- Opening Delimiter -
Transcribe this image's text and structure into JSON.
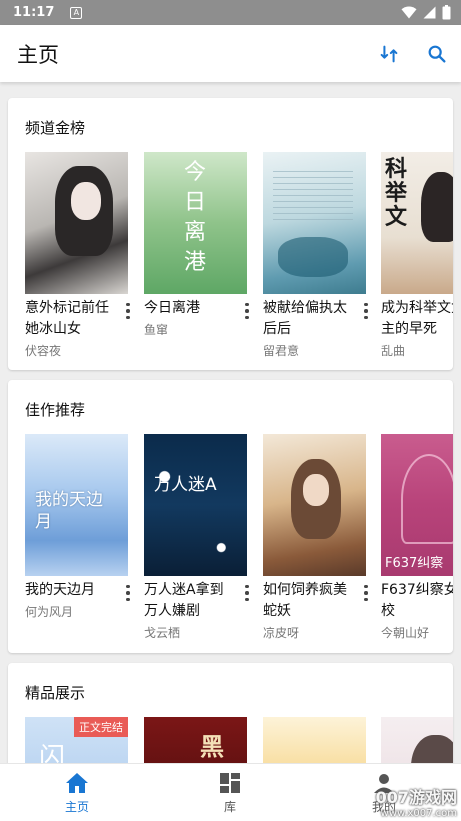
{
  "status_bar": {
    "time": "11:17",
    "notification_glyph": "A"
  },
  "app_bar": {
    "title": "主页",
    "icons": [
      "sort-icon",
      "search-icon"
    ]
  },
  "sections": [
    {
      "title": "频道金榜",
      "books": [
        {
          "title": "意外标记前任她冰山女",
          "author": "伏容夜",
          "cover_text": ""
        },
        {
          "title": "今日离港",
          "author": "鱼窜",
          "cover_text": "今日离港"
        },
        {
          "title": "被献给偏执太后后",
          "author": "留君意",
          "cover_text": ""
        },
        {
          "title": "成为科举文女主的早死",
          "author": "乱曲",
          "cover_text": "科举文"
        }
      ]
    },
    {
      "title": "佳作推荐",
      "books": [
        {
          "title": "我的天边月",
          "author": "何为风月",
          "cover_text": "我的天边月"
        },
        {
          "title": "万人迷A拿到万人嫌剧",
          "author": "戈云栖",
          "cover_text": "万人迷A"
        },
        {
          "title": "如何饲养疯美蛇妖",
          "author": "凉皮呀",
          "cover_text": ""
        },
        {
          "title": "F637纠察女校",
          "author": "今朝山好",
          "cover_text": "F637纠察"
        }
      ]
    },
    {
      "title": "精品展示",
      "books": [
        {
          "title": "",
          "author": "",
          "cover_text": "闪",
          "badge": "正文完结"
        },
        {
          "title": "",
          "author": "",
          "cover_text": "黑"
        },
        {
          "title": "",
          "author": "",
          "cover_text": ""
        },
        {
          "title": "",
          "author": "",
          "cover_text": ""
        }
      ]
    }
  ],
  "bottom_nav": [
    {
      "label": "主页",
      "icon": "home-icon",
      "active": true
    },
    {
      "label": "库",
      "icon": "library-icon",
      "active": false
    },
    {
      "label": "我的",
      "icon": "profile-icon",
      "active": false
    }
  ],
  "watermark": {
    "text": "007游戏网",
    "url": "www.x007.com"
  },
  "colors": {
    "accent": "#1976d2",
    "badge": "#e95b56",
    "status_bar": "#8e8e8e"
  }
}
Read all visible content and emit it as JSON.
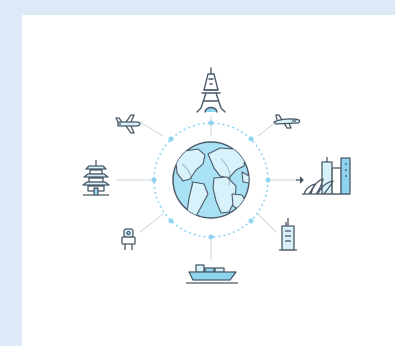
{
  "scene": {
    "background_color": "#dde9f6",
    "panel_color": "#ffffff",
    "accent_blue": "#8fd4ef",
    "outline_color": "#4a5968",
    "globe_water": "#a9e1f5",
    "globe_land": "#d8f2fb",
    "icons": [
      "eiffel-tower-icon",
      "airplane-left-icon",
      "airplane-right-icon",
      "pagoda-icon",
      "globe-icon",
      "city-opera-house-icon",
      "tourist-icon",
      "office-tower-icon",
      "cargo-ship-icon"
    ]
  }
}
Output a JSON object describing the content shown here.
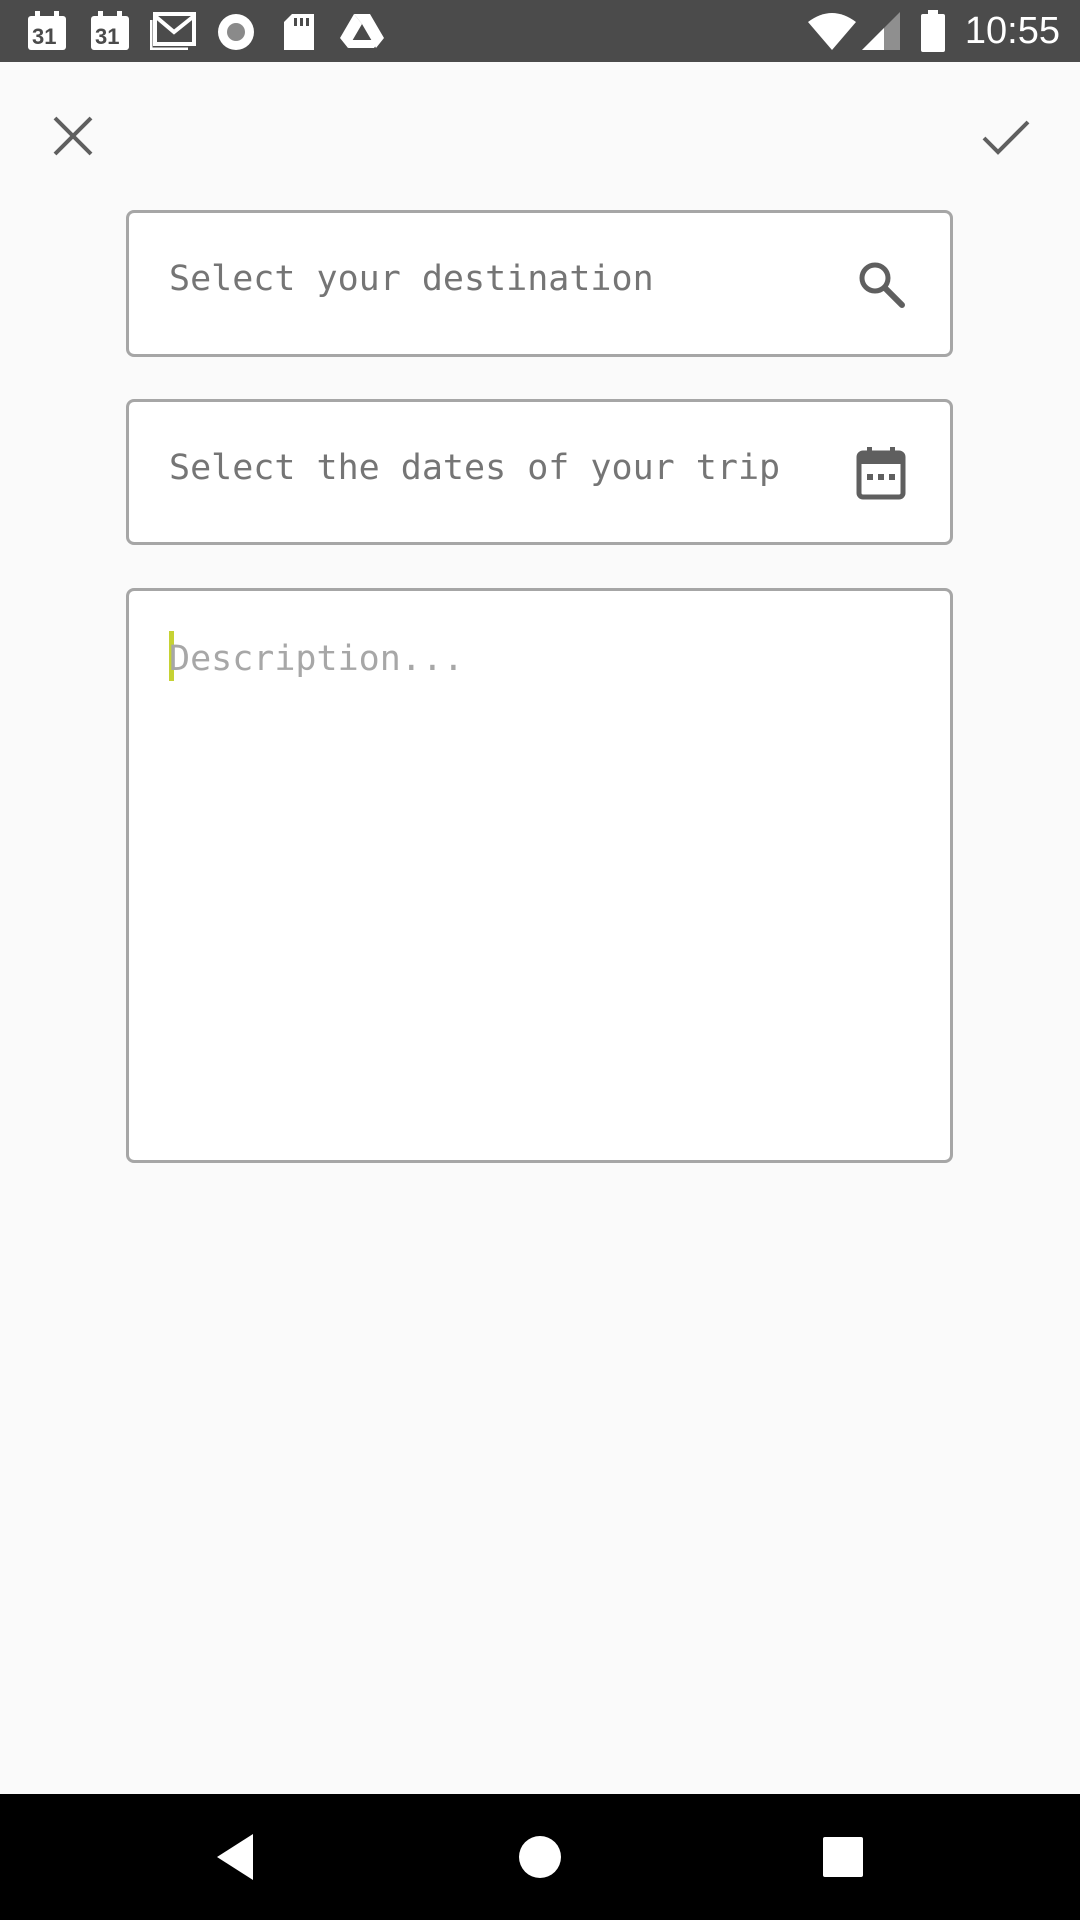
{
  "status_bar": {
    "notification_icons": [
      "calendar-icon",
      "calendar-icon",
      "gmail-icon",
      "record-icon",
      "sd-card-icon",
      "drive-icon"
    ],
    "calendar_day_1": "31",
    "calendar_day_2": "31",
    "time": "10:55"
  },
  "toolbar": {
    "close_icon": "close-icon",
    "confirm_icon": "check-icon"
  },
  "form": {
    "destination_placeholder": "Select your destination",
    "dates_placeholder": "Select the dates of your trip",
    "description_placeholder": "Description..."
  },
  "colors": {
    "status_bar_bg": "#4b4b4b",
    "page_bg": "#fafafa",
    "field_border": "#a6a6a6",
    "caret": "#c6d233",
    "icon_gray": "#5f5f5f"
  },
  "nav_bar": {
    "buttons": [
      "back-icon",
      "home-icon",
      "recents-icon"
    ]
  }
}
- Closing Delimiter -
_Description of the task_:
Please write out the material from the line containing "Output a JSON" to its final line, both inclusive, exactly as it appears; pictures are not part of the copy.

_Response to the task_:
Output a JSON object describing the content shown here.
{
  "status_bar": {
    "notification_icons": [
      "calendar-icon",
      "calendar-icon",
      "gmail-icon",
      "record-icon",
      "sd-card-icon",
      "drive-icon"
    ],
    "calendar_day_1": "31",
    "calendar_day_2": "31",
    "time": "10:55"
  },
  "toolbar": {
    "close_icon": "close-icon",
    "confirm_icon": "check-icon"
  },
  "form": {
    "destination_placeholder": "Select your destination",
    "dates_placeholder": "Select the dates of your trip",
    "description_placeholder": "Description..."
  },
  "colors": {
    "status_bar_bg": "#4b4b4b",
    "page_bg": "#fafafa",
    "field_border": "#a6a6a6",
    "caret": "#c6d233",
    "icon_gray": "#5f5f5f"
  },
  "nav_bar": {
    "buttons": [
      "back-icon",
      "home-icon",
      "recents-icon"
    ]
  }
}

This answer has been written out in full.